I have been a Phillies fan since I can remember. I lost my first tooth at a Phils/Mets game. I went to dozens of games after I got my license. Heck, when they tore down the Vet, me and my friends went down and "purchased" some seats. I have two mounted in my basement.
Really, like most Philadelphians, I'm not just a Phillies fan; I'm a Philadelphia sports fan. I care. I care deeply. My dad started me early. I was actually born on September 24th because he and the doctor were rapt by the television set, watching the Eagles beat the Cowboys on Monday Night Football (13-10). We went 7-7 that year, second to last in our division.
And so the years go round: the Flyers and Sixers seasons into the Phillies, all the way through the Eagles. And I realize we, Philadelphians, are not the only ones accustomed to losing. There are planty of other towns, cities, regions that have gone on similar if not longer droughts than the one we in Philadelphia just weathered. And I don't want to assume to speak for you, but at least for us who grew up in Philadelphia, losing has done some serious things to our minds, hearts, and souls.

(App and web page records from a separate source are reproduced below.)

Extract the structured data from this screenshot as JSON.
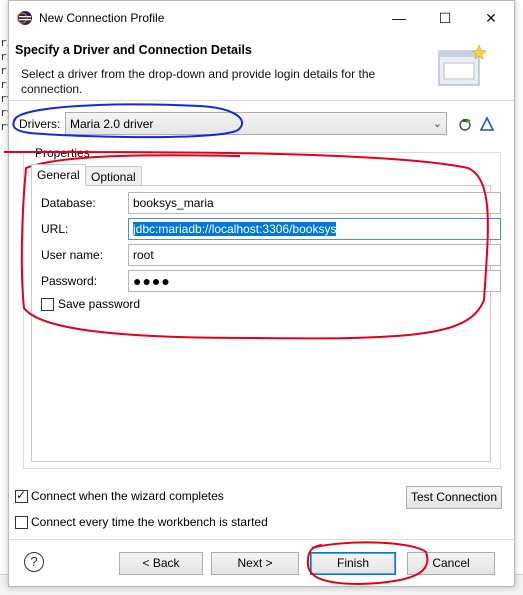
{
  "window": {
    "title": "New Connection Profile",
    "controls": {
      "minimize": "—",
      "maximize": "☐",
      "close": "✕"
    }
  },
  "header": {
    "title": "Specify a Driver and Connection Details",
    "description": "Select a driver from the drop-down and provide login details for the connection."
  },
  "drivers": {
    "label": "Drivers:",
    "selected": "Maria 2.0 driver"
  },
  "properties": {
    "label": "Properties",
    "tabs": [
      {
        "label": "General",
        "active": true
      },
      {
        "label": "Optional",
        "active": false
      }
    ],
    "fields": {
      "database": {
        "label": "Database:",
        "value": "booksys_maria"
      },
      "url": {
        "label": "URL:",
        "value": "jdbc:mariadb://localhost:3306/booksys"
      },
      "username": {
        "label": "User name:",
        "value": "root"
      },
      "password": {
        "label": "Password:",
        "value": "●●●●"
      }
    },
    "save_password": {
      "label": "Save password",
      "checked": false
    }
  },
  "options": {
    "connect_when_complete": {
      "label": "Connect when the wizard completes",
      "checked": true
    },
    "connect_every_time": {
      "label": "Connect every time the workbench is started",
      "checked": false
    },
    "test_connection": "Test Connection"
  },
  "footer": {
    "help": "?",
    "back": "< Back",
    "next": "Next >",
    "finish": "Finish",
    "cancel": "Cancel"
  },
  "background": {
    "left_strip": "ri\nri\nri\nri\nrv\nrv\nrv"
  },
  "colors": {
    "selection": "#0078d7",
    "annotation_blue": "#1428e0",
    "annotation_red": "#e3001b"
  }
}
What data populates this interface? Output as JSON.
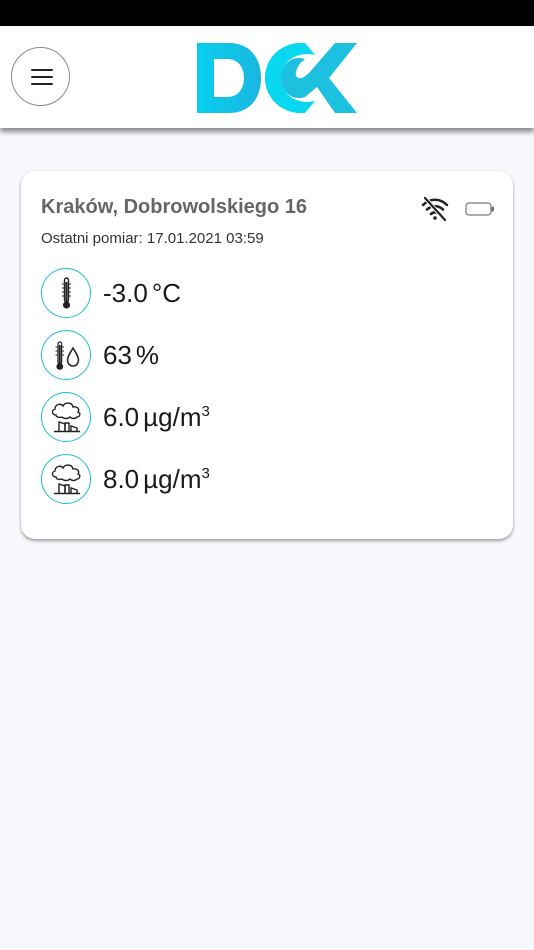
{
  "header": {
    "menu_icon": "hamburger-icon",
    "logo_text": "DCK",
    "brand_colors": [
      "#1ec0e0",
      "#08d6ef",
      "#1aa9d8"
    ]
  },
  "station": {
    "title": "Kraków, Dobrowolskiego 16",
    "last_measurement_label": "Ostatni pomiar:",
    "last_measurement_value": "17.01.2021 03:59",
    "status_icons": [
      "wifi-off-icon",
      "battery-empty-icon"
    ]
  },
  "readings": [
    {
      "icon": "thermometer-icon",
      "value": "-3.0",
      "unit": "°C",
      "sup": ""
    },
    {
      "icon": "humidity-icon",
      "value": "63",
      "unit": "%",
      "sup": ""
    },
    {
      "icon": "pollution-factory-icon",
      "value": "6.0",
      "unit": "µg/m",
      "sup": "3"
    },
    {
      "icon": "pollution-factory-icon",
      "value": "8.0",
      "unit": "µg/m",
      "sup": "3"
    }
  ],
  "colors": {
    "accent": "#1dc0d6",
    "page_background": "#f7f8fc",
    "card_background": "#ffffff",
    "title_text": "#666666"
  }
}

To name a few: (1) Philadelphians hate New York teams. Not New Yorkers, just New York teams. We don't hate the people of New York, that is unless they are rooting. Then, we hate them. The thing is, we won't admit this, we have too much pride, but Philadelphia, let's face it, really can't compete with its neighbor to the north. We have such an inferiority complex it isn't funny.
(2) Philadelphians really believe in Murphy's Law. I know I do. Sooner or later something bad is going to happen. You hope this year will be different, but deep down you have little confidence that anything but disappoint will be waiting for you at the end of the season. If there is a way to lose, Philadelphia will find it. No matter how good the Eagles look games 1-16, their last game will be a loss. We were up 3 games to 1 this year in the World Series, and there was no Philadelphian who was 100% confident we were going to pull it off. If Tampa Bay couldn't stop us, the weather would. I was still sweating it two outs in the ninth with an 0-2 count. Again, this belief has its non-sport connotation. I, personally, never expect things to work out the way I want them to. If something good happens to me, I'm keeping an eye out to see where the next shoe will drop. There is always a dark lining around every silver lining. It's just the way we Philadelphians see it.
(3) Philadelphians simultaneously embrace/despise their Sysiphisian role. When the Phillies lost their 10,000th game last year, becoming the first team in history to eclipse the fifth digit, we cheered. There is a part of us that loves getting beat. We are so hard core crazy about our teams, and we hang our hopes on them every preseason even though deep down we know it is only going to end in pain. Ben Franklin coined the saying: "Insanity is doing the same thing twice and expecting different results." Only a Philadelphian could come up with that. We have made insanity an art. Philadelphia is the real Washington Generals. We are there for others entertainment. And it is kind of funny. I mean, we're there. But man do we hate it. That is why we boo. It is not because we are mean-spirited. It isn't really the players or the opposing players or the coaches or the refs or Santa or the owners or the GMs or anybody in particular (sometimes it is) but really it is our role. We are men and women accustomed to losing, and we hate it. We want to win so bad we would do anything for the cause. I have put some thought to it (really, I have): I would have seriously given an arm if it would have helped the Phillies win. Fortunately, they didn't need it. But I would have done it. I would still do it for the Eagles. I would do anything for a victory. During the final post game press conference, a reporter asked Charlie Manuel how he felt; he said, "I feel like a winner." Cole Hamels said the same thing. We want to be winners. We are tired of losing. That's why we boo.
But somehow, some way, this time, we won! And now, at least for now, everything has changed - my whole psyche. My inferiority complex, gone! And Murphy's Law, you have been amended: whatever can go wrong, will, but not always. Sometimes even Philadelphia wins.